Since 1995, Cooking with Kids has expanded from a few teachers pushing around a cart with a hot plate to a full-fledged phenomenon. A few of Santa Fe’s schools—Salazar included—have classrooms completely dedicated to Cooking with Kids, equipped with full kitchens and plenty of room for the academic portion of the class. Stacey and Apodaca have developed three curricula (one for kindergarten and first grade, one for second and third grades, and one for fourth to sixth grades) and have put together an extensive textbook full of recipes, history lessons and basic nutrition, all in both English and Spanish.
Pretty much every day of the week, somewhere in Santa Fe, the two women lead bands of roving elementary students in an activity that most adults won’t even tackle alone: cooking.
Stacey, whose background includes having worked with Martha Stewart (whom she calls “Martha” in casual conversation—seriously), has always been into food. The plight of the family dinner particularly tugs at Stacey’s advocacy heartstrings, as she raised two kids of her own and always sat down to family dinners. She jumps at any opportunity to influence whether or not Santa Fe’s kids go home to eat home-cooked meals with their parents each night.
However, teaching the kids about food is only half the battle. The loss of family dinners hasn’t happened overnight; many of the kids’ parents never knew the relative luxury of sitting down for an evening meal either.
“Something I hear a lot,” Stacey says, “is, when we pull out measuring cups: ‘Oh, my grandma has those’ or ‘My grandma has a garden.’” In other words, cooking supplies, fresh food and the time to cook are not one, but two generations behind today’s kids.
Conveniently, then, Cooking with Kids also attracts more than 1,000 parent volunteers each year (some of which are professional chefs in Santa Fe’s finest restaurants—though that’s an exception, not a rule; most parents who volunteer are merely human). Stacey attributes the large parent involvement to an activity that appeals to everyone; asking parents to help out in an English class or to coach soccer may not be the most attractive option to them, but cooking is something everyone can appreciate. Plus, there’s eating involved.

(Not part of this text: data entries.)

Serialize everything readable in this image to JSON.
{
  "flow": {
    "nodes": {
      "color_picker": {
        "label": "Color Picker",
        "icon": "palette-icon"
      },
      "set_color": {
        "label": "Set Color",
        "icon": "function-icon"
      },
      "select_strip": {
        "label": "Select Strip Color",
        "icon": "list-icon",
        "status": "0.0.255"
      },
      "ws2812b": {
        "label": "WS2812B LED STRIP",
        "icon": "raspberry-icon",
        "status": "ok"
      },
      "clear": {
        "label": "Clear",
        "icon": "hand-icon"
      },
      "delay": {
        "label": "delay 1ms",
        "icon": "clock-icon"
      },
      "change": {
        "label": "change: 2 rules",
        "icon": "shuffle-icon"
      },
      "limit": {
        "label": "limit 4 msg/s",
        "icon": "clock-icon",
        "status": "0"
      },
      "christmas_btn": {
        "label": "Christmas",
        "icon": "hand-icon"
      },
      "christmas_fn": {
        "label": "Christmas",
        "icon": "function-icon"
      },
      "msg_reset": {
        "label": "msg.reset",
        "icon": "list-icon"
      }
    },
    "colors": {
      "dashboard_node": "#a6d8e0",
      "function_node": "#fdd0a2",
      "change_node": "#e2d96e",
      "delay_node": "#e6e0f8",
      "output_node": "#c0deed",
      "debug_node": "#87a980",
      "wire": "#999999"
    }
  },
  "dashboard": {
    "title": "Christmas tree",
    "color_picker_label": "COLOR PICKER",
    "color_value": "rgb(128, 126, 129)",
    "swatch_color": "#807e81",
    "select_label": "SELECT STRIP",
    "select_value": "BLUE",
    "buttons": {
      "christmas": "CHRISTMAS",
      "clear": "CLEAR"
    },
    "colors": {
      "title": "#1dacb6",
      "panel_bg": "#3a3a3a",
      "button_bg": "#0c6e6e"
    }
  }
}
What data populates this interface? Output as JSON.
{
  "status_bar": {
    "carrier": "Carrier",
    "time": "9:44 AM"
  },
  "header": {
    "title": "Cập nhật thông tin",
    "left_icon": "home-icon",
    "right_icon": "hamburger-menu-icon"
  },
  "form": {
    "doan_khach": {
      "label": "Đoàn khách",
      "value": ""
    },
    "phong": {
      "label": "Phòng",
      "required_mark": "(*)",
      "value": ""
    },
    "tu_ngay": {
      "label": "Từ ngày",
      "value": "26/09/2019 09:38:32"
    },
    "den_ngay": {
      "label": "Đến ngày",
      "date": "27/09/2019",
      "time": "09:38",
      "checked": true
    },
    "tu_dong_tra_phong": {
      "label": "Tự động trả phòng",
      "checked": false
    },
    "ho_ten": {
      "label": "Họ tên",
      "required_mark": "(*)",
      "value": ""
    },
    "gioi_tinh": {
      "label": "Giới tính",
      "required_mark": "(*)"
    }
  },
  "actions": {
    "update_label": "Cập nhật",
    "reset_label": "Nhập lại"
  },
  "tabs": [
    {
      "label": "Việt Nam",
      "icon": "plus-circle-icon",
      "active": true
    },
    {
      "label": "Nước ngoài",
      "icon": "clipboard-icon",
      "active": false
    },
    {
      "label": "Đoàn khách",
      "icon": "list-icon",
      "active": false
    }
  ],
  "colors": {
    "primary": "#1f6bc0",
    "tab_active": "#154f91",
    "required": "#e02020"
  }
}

“I have had parents come to me and say, ‘There’s no three-fourths measuring cup,’” Stacey says. When the class not only helps a parent get comfortable with the kitchen but also teaches the kids just how much awesome stuff can be made at home, Cooking with Kids does double duty.
The two-hour cooking classes—which kids take part in approximately every five weeks—may be the most hands-on portion of Cooking with Kids’ involvement in the schools, but it doesn’t end there. The program also includes one-hour tasting classes; for example, in February, students tasted four different kinds of fresh pears. Furthermore, the food from Cooking with Kids also makes its way into school cafeterias. After the pear-tasting class, the cafeteria worked the fruit into its menu. The green and white fettuccine the kids are making had been served for lunch the previous day. It’s an all-fronts food assault.
Even as kids are whipping up meals out of fresh vegetables and ingredients (provided by Just the Best produce company and Whole Foods Market—two companies Stacey nearly gets teary-eyed talking about), they may not necessarily realize just how fully the food has been integrated into their school. But that’s OK—the eating is the most influential part anyway.
As for the food? Apodaca counts 33 people in the room, and all 33 get a plate of pasta and salad. The pasta is as tender as butter and the salad crunches marvelously under a coating of mustard vinaigrette. Once those two courses are gone, many of the kids run up to the serving table with their plates and spoon the remaining tomato-basil sauce into their mouths, straight-up.
As the class finishes the meal, it’s time for clean-up. The massive bowl of greens is gone, and a boy in an oversized blue apron holds up the butt of a cucumber. “Should I throw this away?” he asks the parent volunteer at his table.
“Yes,” the parent says.
The boy stops, looks at the vegetable, considers it for a moment, then takes a massive bite. A smile crosses his face and he nods in approval.